Edward Caley-Knowles, now aged 69, of Whitehaven, had his 1972 conviction for assault occasioning actual bodily harm quashed by the Court of Appeal.
He had claimed justification, but the trial judge said this was no defence in law, and directed the jury to return a guilty verdict without retiring.
Appeal court judges have now concluded that his conviction was unsafe.
Mr Caley-Knowles had been sentenced to nine months in prison, suspended for two years at Kendal Crown Court, for an assault on a fellow railway worker.
He said he was shocked when the guilty verdict was returned.
He said: "They are supposed to adjourn to decide it, how can it be a verdict in which they are all agreed when it was never even discussed?.
"I just said 'What a farce, this is a kangaroo court'."
His case was one of two referred to the Court of Appeal by the Criminal Cases Review Commission.
It followed a decision by the House of Lords that there were no circumstances in which a judge was entitled to direct a jury to return a verdict of guilty.
Quashing the convictions, Lord Justice Tuckey, sitting with Mr Justice Leveson and Mr Justice Davis, said: "The decision in each case was not in reality made by the jury at all.
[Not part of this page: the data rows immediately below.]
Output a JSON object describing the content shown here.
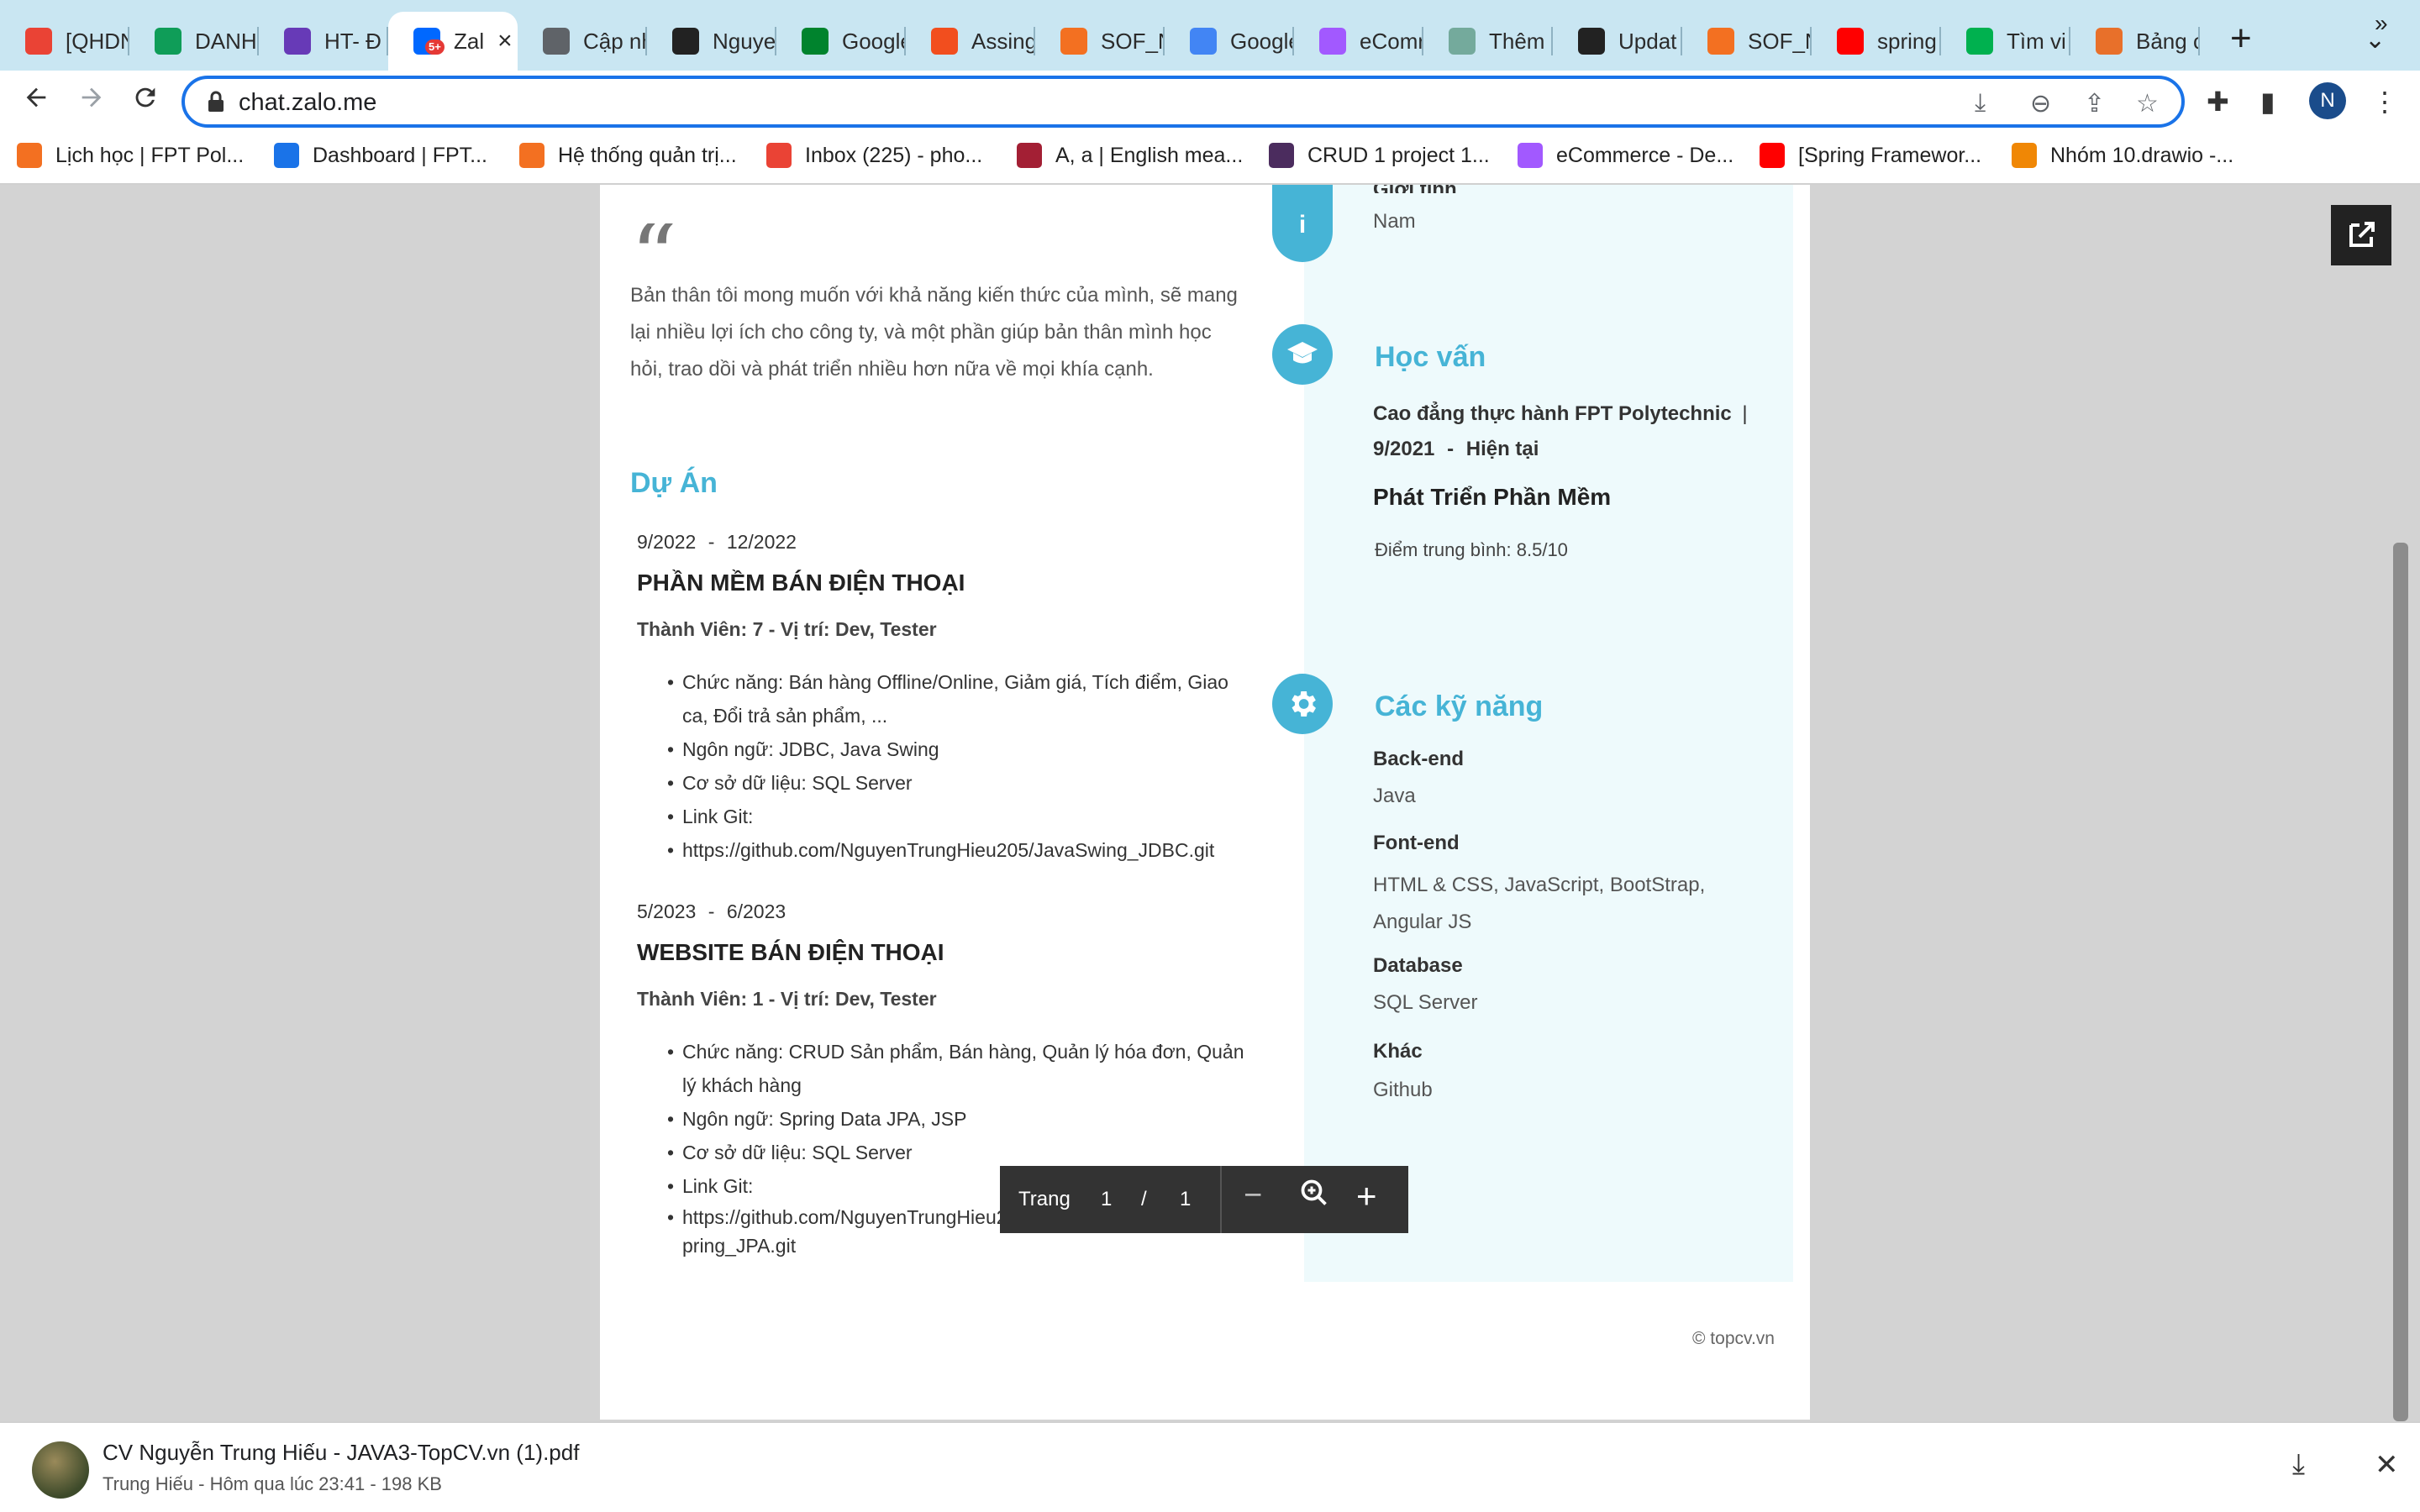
{
  "browser": {
    "tabs": [
      {
        "label": "[QHDN",
        "icon": "gmail-icon",
        "color": "#ea4335"
      },
      {
        "label": "DANH",
        "icon": "sheets-icon",
        "color": "#0f9d58"
      },
      {
        "label": "HT- Đ",
        "icon": "forms-icon",
        "color": "#673ab7"
      },
      {
        "label": "Zal",
        "icon": "zalo-icon",
        "color": "#0068ff",
        "badge": "5+"
      },
      {
        "label": "Cập nh",
        "icon": "globe-icon",
        "color": "#5f6368"
      },
      {
        "label": "Nguye",
        "icon": "github-icon",
        "color": "#222222"
      },
      {
        "label": "Google",
        "icon": "meet-icon",
        "color": "#00832d"
      },
      {
        "label": "Assing",
        "icon": "figma-icon",
        "color": "#f24e1e"
      },
      {
        "label": "SOF_N",
        "icon": "fpt-icon",
        "color": "#f37021"
      },
      {
        "label": "Google",
        "icon": "translate-icon",
        "color": "#4285f4"
      },
      {
        "label": "eComr",
        "icon": "figma-icon",
        "color": "#a259ff"
      },
      {
        "label": "Thêm",
        "icon": "chatgpt-icon",
        "color": "#74aa9c"
      },
      {
        "label": "Updat",
        "icon": "github-icon",
        "color": "#222222"
      },
      {
        "label": "SOF_N",
        "icon": "fpt-icon",
        "color": "#f37021"
      },
      {
        "label": "spring",
        "icon": "youtube-icon",
        "color": "#ff0000"
      },
      {
        "label": "Tìm vi",
        "icon": "topcv-icon",
        "color": "#00b14f"
      },
      {
        "label": "Bảng c",
        "icon": "lms-icon",
        "color": "#e8702a"
      }
    ],
    "url": "chat.zalo.me",
    "profile_initial": "N",
    "bookmarks": [
      {
        "label": "Lịch học | FPT Pol...",
        "color": "#f37021"
      },
      {
        "label": "Dashboard | FPT...",
        "color": "#1a73e8"
      },
      {
        "label": "Hệ thống quản trị...",
        "color": "#f37021"
      },
      {
        "label": "Inbox (225) - pho...",
        "color": "#ea4335"
      },
      {
        "label": "A, a | English mea...",
        "color": "#a31f34"
      },
      {
        "label": "CRUD 1 project 1...",
        "color": "#4b2c5e"
      },
      {
        "label": "eCommerce - De...",
        "color": "#a259ff"
      },
      {
        "label": "[Spring Framewor...",
        "color": "#ff0000"
      },
      {
        "label": "Nhóm 10.drawio -...",
        "color": "#f08705"
      }
    ]
  },
  "cv": {
    "top_gender_label": "Giới tính",
    "top_gender_value": "Nam",
    "summary": "Bản thân tôi mong muốn với khả năng kiến thức của mình, sẽ mang lại nhiều lợi ích cho công ty, và một phần giúp bản thân mình học hỏi, trao dồi và phát triển nhiều hơn nữa về mọi khía cạnh.",
    "projects_heading": "Dự Án",
    "projects": [
      {
        "start": "9/2022",
        "end": "12/2022",
        "title": "PHẦN MỀM BÁN ĐIỆN THOẠI",
        "role": "Thành Viên: 7 - Vị trí: Dev, Tester",
        "bullets": [
          "Chức năng: Bán hàng Offline/Online, Giảm giá, Tích điểm, Giao ca, Đổi trả sản phẩm, ...",
          "Ngôn ngữ: JDBC, Java Swing",
          "Cơ sở dữ liệu: SQL Server",
          "Link Git:",
          "https://github.com/NguyenTrungHieu205/JavaSwing_JDBC.git"
        ]
      },
      {
        "start": "5/2023",
        "end": "6/2023",
        "title": "WEBSITE BÁN ĐIỆN THOẠI",
        "role": "Thành Viên: 1 - Vị trí: Dev, Tester",
        "bullets": [
          "Chức năng: CRUD Sản phẩm, Bán hàng, Quản lý hóa đơn, Quản lý khách hàng",
          "Ngôn ngữ: Spring Data JPA, JSP",
          "Cơ sở dữ liệu: SQL Server",
          "Link Git:",
          "https://github.com/NguyenTrungHieu205/WebsiteBanHang_Java Spring_JPA.git"
        ]
      }
    ],
    "education": {
      "heading": "Học vấn",
      "school": "Cao đẳng thực hành FPT Polytechnic",
      "date_start": "9/2021",
      "date_end": "Hiện tại",
      "major": "Phát Triển Phần Mềm",
      "gpa": "Điểm trung bình: 8.5/10"
    },
    "skills": {
      "heading": "Các kỹ năng",
      "items": [
        {
          "label": "Back-end",
          "value": "Java"
        },
        {
          "label": "Font-end",
          "value": "HTML & CSS, JavaScript, BootStrap, Angular JS"
        },
        {
          "label": "Database",
          "value": "SQL Server"
        },
        {
          "label": "Khác",
          "value": "Github"
        }
      ]
    },
    "footer": "© topcv.vn"
  },
  "pdf_controls": {
    "page_label": "Trang",
    "current_page": "1",
    "separator": "/",
    "total_pages": "1"
  },
  "download": {
    "filename": "CV Nguyễn Trung Hiếu - JAVA3-TopCV.vn (1).pdf",
    "meta": "Trung Hiếu - Hôm qua lúc 23:41 - 198 KB"
  },
  "colors": {
    "accent": "#46b4d6",
    "omnibox_border": "#1a73e8",
    "tabstrip": "#c9e6f2"
  }
}
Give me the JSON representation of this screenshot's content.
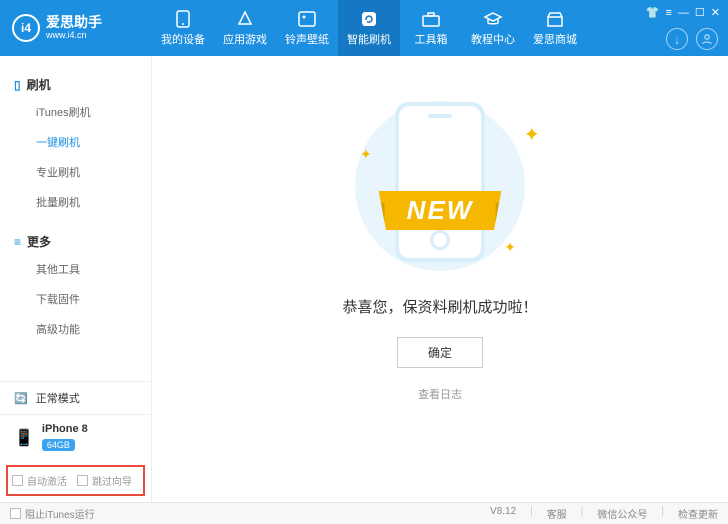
{
  "app": {
    "name": "爱思助手",
    "url": "www.i4.cn",
    "version": "V8.12"
  },
  "nav": {
    "items": [
      {
        "label": "我的设备"
      },
      {
        "label": "应用游戏"
      },
      {
        "label": "铃声壁纸"
      },
      {
        "label": "智能刷机"
      },
      {
        "label": "工具箱"
      },
      {
        "label": "教程中心"
      },
      {
        "label": "爱思商城"
      }
    ]
  },
  "sidebar": {
    "group1": {
      "title": "刷机",
      "items": [
        "iTunes刷机",
        "一键刷机",
        "专业刷机",
        "批量刷机"
      ]
    },
    "group2": {
      "title": "更多",
      "items": [
        "其他工具",
        "下载固件",
        "高级功能"
      ]
    },
    "status": "正常模式",
    "device": {
      "name": "iPhone 8",
      "badge": "64GB"
    },
    "checks": {
      "c1": "自动激活",
      "c2": "跳过向导"
    }
  },
  "main": {
    "ribbon": "NEW",
    "message": "恭喜您，保资料刷机成功啦！",
    "ok_label": "确定",
    "log_label": "查看日志"
  },
  "footer": {
    "block_itunes": "阻止iTunes运行",
    "links": [
      "客服",
      "微信公众号",
      "检查更新"
    ]
  }
}
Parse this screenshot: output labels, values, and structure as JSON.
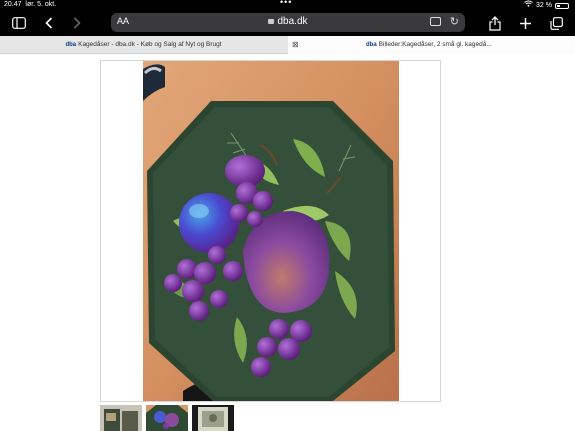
{
  "status": {
    "time": "20.47",
    "date": "lør. 5. okt.",
    "battery": "32 %",
    "battery_level": 0.32
  },
  "toolbar": {
    "aa_label": "AA",
    "url": "dba.dk",
    "icons": [
      "sidebar-icon",
      "back-icon",
      "forward-icon",
      "lock-icon",
      "reader-icon",
      "reload-icon",
      "share-icon",
      "add-tab-icon",
      "tabs-icon"
    ]
  },
  "tabs": [
    {
      "favicon": "dba",
      "title": "Kagedåser - dba.dk - Køb og Salg af Nyt og Brugt",
      "active": false
    },
    {
      "favicon": "dba",
      "title": "Billeder:Kagedåser, 2 små gl. kagedå...",
      "active": true
    }
  ],
  "colors": {
    "tin_green": "#2f4a32",
    "plum_purple": "#7a3aa0",
    "table_wood": "#d89a6a",
    "chrome_black": "#000000"
  }
}
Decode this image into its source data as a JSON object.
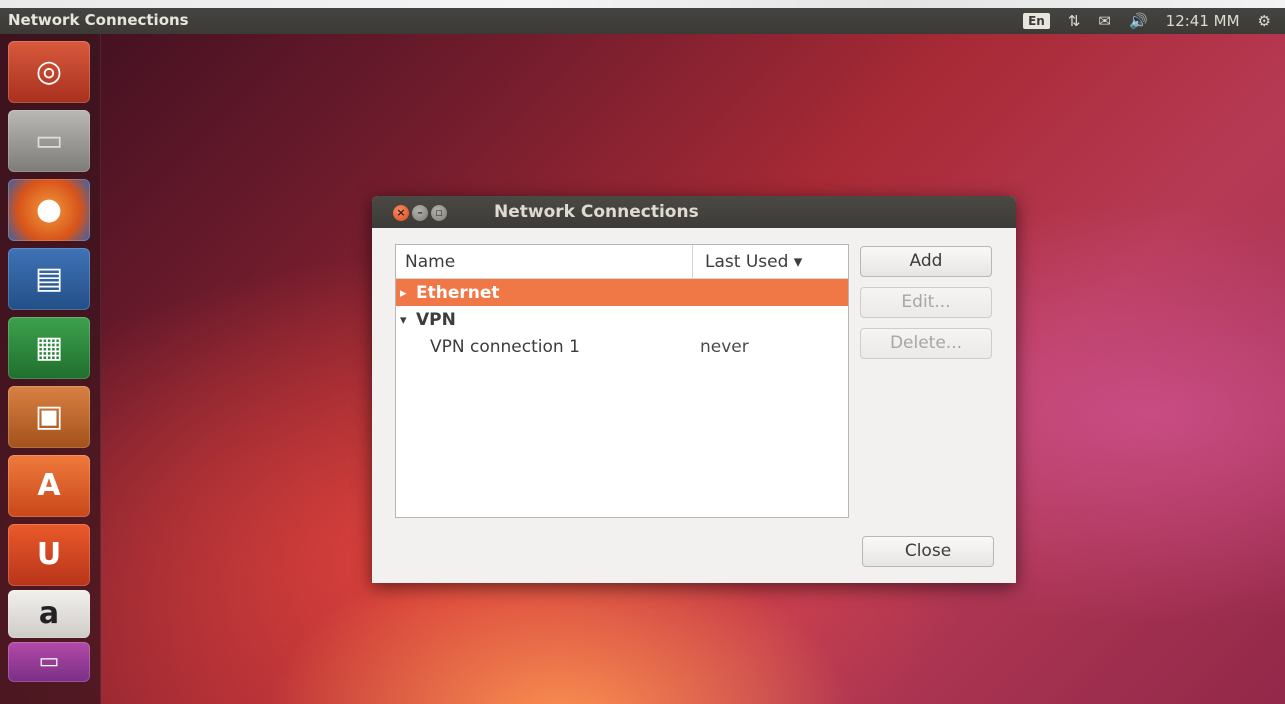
{
  "top_panel": {
    "app_title": "Network Connections",
    "keyboard_indicator": "En",
    "clock": "12:41 MM"
  },
  "launcher": {
    "items": [
      {
        "name": "dash-home",
        "color": "#c7412a"
      },
      {
        "name": "files",
        "color": "#8a8a88"
      },
      {
        "name": "firefox",
        "color": "#e8662b"
      },
      {
        "name": "libreoffice-writer",
        "color": "#2b5d9d"
      },
      {
        "name": "libreoffice-calc",
        "color": "#2a8a3b"
      },
      {
        "name": "libreoffice-impress",
        "color": "#c46a2a"
      },
      {
        "name": "software-center",
        "color": "#e45c1f"
      },
      {
        "name": "ubuntu-one",
        "color": "#d9461f"
      },
      {
        "name": "amazon",
        "color": "#e9e6e2"
      }
    ]
  },
  "dialog": {
    "title": "Network Connections",
    "columns": {
      "name": "Name",
      "last_used": "Last Used ▾"
    },
    "rows": [
      {
        "expander": "▸",
        "name": "Ethernet",
        "last_used": "",
        "selected": true,
        "bold": true,
        "indent": 0
      },
      {
        "expander": "▾",
        "name": "VPN",
        "last_used": "",
        "selected": false,
        "bold": true,
        "indent": 0
      },
      {
        "expander": "",
        "name": "VPN connection 1",
        "last_used": "never",
        "selected": false,
        "bold": false,
        "indent": 1
      }
    ],
    "buttons": {
      "add": "Add",
      "edit": "Edit...",
      "delete": "Delete...",
      "close": "Close"
    }
  },
  "colors": {
    "accent": "#f07746",
    "panel": "#3c3b37"
  }
}
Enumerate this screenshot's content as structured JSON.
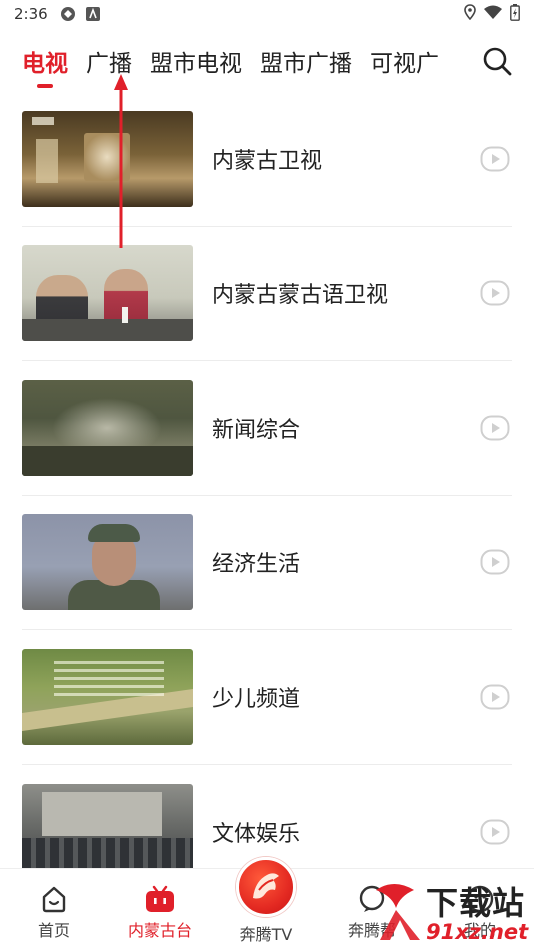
{
  "status_bar": {
    "time": "2:36"
  },
  "tabs": [
    {
      "label": "电视"
    },
    {
      "label": "广播"
    },
    {
      "label": "盟市电视"
    },
    {
      "label": "盟市广播"
    },
    {
      "label": "可视广"
    }
  ],
  "channels": [
    {
      "name": "内蒙古卫视"
    },
    {
      "name": "内蒙古蒙古语卫视"
    },
    {
      "name": "新闻综合"
    },
    {
      "name": "经济生活"
    },
    {
      "name": "少儿频道"
    },
    {
      "name": "文体娱乐"
    }
  ],
  "bottom_nav": {
    "items": [
      {
        "label": "首页"
      },
      {
        "label": "内蒙古台"
      },
      {
        "label": "奔腾TV"
      },
      {
        "label": "奔腾帮"
      },
      {
        "label": "我的"
      }
    ]
  },
  "watermark": {
    "title": "下载站",
    "site": "91xz.net"
  },
  "colors": {
    "accent": "#e0202a",
    "text": "#222222",
    "divider": "#ececec"
  },
  "icons": [
    "search-icon",
    "play-icon",
    "home-icon",
    "tv-icon",
    "chat-icon",
    "user-icon",
    "gps-icon",
    "wifi-icon",
    "battery-icon"
  ]
}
In each case it was made by the judge."
Following clarification of the law, the court was "driven to the conclusion that the convictions are unsafe and must be quashed."
Mr Caley-Knowles added: "I am delighted."